Publisher’s Synopsis: From the creator of the mega-popular Dinosaur vs. series comes a hilariously deadpan look at new parenthood—from a baby’s point of view.

I am not sleepy.
I am not sleepy because I am a baby.
Mommy is sleepy.
Mommy is sleepy because I am a baby.

With humor and sympathy, Bob Shea looks at the chaos of life with a baby as amiably narrated by the new arrival. Repeating the mantra (and blithe explanation) “because I am a baby,” the tiny narrator leads us through scenes of exhaustion, grumpiness, squishy diapers, spilled milk, cowering kittens, and chubby overfed pups (oopsie!). Playing against the simple, matter-of-fact text are freewheeling illustrations of mess and mayhem, in which the grown-ups’ exaggerated body language is sure to send older children into fits of giggles.

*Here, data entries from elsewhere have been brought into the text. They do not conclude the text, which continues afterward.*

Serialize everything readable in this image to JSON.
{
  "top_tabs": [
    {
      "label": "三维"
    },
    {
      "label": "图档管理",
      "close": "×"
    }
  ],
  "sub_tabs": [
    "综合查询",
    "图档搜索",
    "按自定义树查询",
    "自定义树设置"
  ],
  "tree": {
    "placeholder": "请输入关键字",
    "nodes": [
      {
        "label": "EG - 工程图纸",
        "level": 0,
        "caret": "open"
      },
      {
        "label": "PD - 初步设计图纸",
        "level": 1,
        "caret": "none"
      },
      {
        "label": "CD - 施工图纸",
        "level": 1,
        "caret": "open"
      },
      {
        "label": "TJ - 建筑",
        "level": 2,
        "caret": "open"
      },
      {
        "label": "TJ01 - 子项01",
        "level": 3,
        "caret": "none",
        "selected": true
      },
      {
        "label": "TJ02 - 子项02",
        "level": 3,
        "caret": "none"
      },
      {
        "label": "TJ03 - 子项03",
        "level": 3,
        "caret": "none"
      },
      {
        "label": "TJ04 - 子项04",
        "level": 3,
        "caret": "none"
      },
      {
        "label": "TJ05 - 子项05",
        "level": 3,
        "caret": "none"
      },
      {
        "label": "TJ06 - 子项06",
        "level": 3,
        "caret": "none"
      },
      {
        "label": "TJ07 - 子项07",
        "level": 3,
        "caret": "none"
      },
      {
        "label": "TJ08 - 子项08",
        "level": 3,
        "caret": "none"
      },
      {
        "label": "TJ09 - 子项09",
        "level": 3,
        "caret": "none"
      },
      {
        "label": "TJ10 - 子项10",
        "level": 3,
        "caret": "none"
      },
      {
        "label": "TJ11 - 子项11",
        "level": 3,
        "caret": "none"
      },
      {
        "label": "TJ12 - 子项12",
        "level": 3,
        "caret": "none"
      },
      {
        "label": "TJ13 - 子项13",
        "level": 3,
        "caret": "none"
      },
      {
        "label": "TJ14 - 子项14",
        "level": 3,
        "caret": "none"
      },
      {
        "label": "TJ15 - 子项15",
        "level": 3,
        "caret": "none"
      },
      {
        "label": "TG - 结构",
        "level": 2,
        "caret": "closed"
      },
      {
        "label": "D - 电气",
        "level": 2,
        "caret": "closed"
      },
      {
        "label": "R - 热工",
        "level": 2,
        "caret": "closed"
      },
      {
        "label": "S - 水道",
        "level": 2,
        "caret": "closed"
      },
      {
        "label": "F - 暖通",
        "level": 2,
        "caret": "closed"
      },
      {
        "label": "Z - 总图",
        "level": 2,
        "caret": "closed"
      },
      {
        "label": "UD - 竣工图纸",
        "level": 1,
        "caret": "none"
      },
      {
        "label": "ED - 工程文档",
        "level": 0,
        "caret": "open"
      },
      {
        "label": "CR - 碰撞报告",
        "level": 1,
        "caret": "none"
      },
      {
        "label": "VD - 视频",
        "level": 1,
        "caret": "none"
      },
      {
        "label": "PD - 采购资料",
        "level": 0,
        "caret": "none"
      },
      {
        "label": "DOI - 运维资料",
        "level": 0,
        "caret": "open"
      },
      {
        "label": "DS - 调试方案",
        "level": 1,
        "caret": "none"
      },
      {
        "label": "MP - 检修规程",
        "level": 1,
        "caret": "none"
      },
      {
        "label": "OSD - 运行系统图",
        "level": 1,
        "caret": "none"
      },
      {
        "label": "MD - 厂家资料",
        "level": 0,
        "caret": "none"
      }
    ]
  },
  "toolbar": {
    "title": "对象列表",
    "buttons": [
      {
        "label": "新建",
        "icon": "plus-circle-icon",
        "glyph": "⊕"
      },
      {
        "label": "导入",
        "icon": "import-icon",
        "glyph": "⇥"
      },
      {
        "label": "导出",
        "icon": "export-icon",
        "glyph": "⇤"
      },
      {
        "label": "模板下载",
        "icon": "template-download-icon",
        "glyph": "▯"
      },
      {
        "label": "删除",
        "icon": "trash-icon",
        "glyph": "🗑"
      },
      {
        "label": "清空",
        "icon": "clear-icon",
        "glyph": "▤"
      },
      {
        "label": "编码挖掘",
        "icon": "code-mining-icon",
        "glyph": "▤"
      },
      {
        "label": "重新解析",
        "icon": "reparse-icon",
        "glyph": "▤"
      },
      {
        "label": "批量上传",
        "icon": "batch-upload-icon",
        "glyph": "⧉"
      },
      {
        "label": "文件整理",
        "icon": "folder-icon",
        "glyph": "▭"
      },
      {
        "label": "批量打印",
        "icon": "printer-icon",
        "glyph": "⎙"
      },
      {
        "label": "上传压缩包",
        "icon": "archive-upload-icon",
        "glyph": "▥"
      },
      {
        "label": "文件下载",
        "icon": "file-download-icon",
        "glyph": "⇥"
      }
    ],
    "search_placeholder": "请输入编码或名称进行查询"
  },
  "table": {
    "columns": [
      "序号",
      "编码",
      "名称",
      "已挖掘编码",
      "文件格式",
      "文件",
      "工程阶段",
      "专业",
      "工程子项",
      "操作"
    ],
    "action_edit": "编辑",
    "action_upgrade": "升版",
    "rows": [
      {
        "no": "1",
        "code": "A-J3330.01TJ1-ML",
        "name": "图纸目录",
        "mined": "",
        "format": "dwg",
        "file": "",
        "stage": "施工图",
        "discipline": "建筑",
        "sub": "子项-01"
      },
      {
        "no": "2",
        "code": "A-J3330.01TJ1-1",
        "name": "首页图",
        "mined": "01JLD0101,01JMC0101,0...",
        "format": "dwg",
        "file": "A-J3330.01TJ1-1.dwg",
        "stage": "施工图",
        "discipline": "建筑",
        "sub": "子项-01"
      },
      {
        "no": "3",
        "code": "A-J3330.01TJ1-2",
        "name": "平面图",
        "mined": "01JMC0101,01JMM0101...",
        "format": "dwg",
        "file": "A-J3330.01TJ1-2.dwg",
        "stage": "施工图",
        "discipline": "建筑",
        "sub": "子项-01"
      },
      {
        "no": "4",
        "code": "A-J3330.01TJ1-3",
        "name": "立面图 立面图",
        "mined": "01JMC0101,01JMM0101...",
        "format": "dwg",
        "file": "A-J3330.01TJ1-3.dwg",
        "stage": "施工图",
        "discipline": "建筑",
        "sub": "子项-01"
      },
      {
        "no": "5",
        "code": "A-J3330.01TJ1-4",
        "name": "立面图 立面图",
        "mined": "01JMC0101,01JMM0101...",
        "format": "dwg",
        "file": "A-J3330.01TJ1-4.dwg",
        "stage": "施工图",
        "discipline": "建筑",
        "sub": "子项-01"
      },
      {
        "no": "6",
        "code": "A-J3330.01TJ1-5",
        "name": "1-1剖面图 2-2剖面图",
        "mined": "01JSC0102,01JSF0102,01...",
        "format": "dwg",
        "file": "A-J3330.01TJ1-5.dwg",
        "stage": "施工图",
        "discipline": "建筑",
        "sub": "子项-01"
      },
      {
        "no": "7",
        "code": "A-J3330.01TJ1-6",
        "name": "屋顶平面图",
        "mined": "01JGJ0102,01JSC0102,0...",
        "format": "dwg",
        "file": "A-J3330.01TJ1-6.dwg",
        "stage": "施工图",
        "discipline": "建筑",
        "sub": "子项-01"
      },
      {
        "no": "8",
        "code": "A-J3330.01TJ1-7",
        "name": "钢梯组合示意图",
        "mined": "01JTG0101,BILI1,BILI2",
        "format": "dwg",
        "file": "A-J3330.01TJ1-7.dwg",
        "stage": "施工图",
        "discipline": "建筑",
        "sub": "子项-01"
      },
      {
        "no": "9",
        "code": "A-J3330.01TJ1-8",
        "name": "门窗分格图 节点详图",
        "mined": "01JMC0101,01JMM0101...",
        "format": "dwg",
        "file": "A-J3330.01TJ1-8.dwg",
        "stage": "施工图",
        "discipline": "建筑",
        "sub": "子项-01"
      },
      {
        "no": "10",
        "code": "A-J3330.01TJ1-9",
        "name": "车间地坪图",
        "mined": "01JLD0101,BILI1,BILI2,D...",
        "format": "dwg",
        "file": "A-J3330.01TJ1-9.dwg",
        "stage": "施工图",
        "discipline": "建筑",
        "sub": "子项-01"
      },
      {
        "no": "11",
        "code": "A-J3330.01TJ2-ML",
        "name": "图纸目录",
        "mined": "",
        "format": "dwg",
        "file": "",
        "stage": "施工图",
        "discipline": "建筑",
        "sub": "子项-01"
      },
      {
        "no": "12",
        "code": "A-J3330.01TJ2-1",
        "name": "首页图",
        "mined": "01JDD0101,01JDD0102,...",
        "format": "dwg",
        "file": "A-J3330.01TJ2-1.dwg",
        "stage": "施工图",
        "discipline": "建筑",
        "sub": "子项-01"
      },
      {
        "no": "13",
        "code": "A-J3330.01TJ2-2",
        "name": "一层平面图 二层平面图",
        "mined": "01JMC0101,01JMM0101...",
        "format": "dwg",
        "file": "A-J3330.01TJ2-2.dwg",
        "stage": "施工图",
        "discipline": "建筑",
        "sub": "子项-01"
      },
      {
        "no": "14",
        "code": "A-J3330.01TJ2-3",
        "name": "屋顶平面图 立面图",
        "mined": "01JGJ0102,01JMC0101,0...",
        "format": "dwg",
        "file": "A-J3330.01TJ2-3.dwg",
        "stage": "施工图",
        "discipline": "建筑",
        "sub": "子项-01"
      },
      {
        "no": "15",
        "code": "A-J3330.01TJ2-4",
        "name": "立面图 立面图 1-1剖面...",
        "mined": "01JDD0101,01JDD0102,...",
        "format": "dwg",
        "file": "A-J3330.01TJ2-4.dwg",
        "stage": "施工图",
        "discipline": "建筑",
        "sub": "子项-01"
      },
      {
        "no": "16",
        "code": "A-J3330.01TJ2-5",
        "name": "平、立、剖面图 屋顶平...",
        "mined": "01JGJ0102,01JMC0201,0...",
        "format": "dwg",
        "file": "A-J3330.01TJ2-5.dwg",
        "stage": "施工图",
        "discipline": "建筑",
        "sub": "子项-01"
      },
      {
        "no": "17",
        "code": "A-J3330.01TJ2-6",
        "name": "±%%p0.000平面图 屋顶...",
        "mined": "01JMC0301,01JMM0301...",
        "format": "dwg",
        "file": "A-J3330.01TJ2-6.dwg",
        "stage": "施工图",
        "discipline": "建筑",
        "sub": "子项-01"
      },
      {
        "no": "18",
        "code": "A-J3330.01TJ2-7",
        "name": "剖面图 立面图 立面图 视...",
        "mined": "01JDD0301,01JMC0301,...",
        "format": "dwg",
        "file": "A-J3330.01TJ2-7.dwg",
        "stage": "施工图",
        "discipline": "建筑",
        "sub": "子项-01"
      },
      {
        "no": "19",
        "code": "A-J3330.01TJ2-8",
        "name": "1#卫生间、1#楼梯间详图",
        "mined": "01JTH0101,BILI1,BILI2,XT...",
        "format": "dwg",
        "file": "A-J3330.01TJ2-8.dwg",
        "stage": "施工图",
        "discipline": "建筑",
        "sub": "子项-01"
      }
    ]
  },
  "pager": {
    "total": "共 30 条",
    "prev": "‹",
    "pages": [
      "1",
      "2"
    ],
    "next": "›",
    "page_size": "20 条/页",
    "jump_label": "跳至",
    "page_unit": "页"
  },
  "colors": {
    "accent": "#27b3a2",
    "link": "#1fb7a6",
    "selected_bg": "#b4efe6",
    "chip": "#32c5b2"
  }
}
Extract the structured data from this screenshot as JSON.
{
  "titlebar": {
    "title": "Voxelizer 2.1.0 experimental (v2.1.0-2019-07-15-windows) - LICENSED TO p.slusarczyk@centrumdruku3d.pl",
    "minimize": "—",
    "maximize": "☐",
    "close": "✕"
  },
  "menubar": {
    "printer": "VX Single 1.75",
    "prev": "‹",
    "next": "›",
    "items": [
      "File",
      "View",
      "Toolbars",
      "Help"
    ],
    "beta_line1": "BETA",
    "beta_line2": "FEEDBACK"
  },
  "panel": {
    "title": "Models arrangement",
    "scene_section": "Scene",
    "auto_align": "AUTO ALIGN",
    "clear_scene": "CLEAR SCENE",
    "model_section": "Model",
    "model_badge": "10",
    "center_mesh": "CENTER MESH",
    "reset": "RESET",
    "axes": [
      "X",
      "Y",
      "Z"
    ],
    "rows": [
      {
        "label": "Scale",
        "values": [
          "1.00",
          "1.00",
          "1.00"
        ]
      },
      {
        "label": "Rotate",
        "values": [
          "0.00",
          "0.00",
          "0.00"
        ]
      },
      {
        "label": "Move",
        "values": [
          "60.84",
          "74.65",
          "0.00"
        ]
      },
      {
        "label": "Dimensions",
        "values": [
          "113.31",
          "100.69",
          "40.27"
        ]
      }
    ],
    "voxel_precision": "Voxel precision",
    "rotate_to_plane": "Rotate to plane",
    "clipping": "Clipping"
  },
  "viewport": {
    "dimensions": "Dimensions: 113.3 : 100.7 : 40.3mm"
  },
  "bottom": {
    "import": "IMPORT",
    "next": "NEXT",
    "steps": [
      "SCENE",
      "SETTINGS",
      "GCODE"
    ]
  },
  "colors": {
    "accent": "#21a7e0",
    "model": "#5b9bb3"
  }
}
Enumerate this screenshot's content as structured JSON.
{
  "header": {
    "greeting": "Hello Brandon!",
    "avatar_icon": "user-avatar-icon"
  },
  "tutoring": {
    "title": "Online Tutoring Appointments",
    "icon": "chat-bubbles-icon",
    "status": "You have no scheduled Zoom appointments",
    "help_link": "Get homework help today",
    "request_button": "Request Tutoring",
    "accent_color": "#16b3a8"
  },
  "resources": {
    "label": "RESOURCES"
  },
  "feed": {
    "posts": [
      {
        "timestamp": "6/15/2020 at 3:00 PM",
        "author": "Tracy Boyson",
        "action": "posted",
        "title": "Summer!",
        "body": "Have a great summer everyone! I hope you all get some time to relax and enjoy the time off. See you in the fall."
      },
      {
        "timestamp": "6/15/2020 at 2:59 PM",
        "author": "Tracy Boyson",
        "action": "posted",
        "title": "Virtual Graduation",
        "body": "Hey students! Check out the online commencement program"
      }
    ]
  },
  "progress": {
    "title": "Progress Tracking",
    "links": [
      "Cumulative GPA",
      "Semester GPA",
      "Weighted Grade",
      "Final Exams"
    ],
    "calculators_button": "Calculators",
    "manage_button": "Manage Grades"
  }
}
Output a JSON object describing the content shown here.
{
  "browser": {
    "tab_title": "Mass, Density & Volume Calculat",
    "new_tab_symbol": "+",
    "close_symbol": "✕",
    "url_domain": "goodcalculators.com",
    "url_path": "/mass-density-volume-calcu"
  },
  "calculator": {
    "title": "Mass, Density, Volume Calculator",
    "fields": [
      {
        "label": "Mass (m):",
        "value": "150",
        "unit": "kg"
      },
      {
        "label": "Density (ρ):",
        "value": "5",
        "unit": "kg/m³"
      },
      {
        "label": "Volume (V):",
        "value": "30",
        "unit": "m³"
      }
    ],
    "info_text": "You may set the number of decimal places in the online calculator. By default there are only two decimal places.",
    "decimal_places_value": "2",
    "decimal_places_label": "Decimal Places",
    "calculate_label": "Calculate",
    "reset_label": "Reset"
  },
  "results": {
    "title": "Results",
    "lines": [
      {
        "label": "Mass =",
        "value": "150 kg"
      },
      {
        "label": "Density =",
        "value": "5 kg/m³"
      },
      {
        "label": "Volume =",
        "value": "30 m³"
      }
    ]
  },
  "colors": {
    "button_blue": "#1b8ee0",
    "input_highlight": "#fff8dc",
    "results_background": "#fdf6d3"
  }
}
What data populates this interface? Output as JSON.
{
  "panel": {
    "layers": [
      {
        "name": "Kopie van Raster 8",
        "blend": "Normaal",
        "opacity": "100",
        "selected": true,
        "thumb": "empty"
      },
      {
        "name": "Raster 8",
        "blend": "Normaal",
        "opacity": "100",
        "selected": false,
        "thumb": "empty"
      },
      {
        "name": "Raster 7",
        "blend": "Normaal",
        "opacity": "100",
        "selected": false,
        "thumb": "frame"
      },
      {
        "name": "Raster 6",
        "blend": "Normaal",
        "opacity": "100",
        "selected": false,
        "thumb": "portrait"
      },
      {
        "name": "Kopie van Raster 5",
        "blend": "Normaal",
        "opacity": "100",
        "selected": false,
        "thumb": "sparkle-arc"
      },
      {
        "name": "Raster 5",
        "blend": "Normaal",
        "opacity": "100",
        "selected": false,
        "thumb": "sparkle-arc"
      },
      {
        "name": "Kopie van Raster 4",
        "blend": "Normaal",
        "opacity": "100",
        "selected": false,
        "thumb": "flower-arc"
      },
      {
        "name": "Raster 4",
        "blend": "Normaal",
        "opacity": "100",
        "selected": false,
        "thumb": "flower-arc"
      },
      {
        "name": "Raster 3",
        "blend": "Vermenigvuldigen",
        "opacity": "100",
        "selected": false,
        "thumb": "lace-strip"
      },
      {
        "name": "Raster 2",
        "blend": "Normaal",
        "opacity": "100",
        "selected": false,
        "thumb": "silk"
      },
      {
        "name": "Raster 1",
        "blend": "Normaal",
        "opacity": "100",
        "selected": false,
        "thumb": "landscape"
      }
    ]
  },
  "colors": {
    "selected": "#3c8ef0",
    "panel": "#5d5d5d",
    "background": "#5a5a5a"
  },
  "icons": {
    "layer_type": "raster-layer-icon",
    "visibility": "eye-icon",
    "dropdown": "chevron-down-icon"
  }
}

With its endearing, unabashedly self-pleased star, I Am a Baby will find a place at showers, in nurseries, on parents’ shelves, and in the hands of appreciative big siblings, as it celebrates the changes a little one brings, at once challenging and full of love.

Buy the Book

Show Notes

Visit Bob Shea at and

Chez Bob

Who Wet My Pants

Adurable: Little Pups in Big Trucks

Ballet Cat


Adobe Fresco

Article from the Pew Research Center: Among many U.S. children, reading for fun has become less common, federal data shows.

Discussion Topics:

  • About I Want a Baby
  • Bob Shea’s reflections on being the parent of a baby
  • A talk through the funny moments in the book from pre-baby to parent
  • Can dads really sleep through anything?
  • Behind the scenes on making art with Bob Shea
  • Using Procreate to create children’s book illustrations
  • Tapping into the true essence of childhood
  • What is Bob Shea working on now?
  • Statistics on how many kids read for pleasure
  • How to encourage kids to read
  • A big secret is accidentally revealed
  • Bob Shea’s hopes for I Am a Baby.

Thank you for listening to the Growing Readers Podcast episode: Bianca with Bob Shea on I Am a Baby. For the latest episodes from The Growing Readers Podcast, Follow Now on Spotify. For similar books and articles, you can check out all of our content tagged with Bob Shea, New Baby Books, and Picture Book.

How You Support The Children’s Book Review

We may receive a small commission from purchases made via the links on this page. If you discover a book or product of interest on this page and use the links provided to make a purchase, you will help support our mission to ‘Grow Readers.’ Your support means we can keep delivering quality content that’s available to all. Thank you!

June 14, 2022 at 12:31PM Bianca Schulze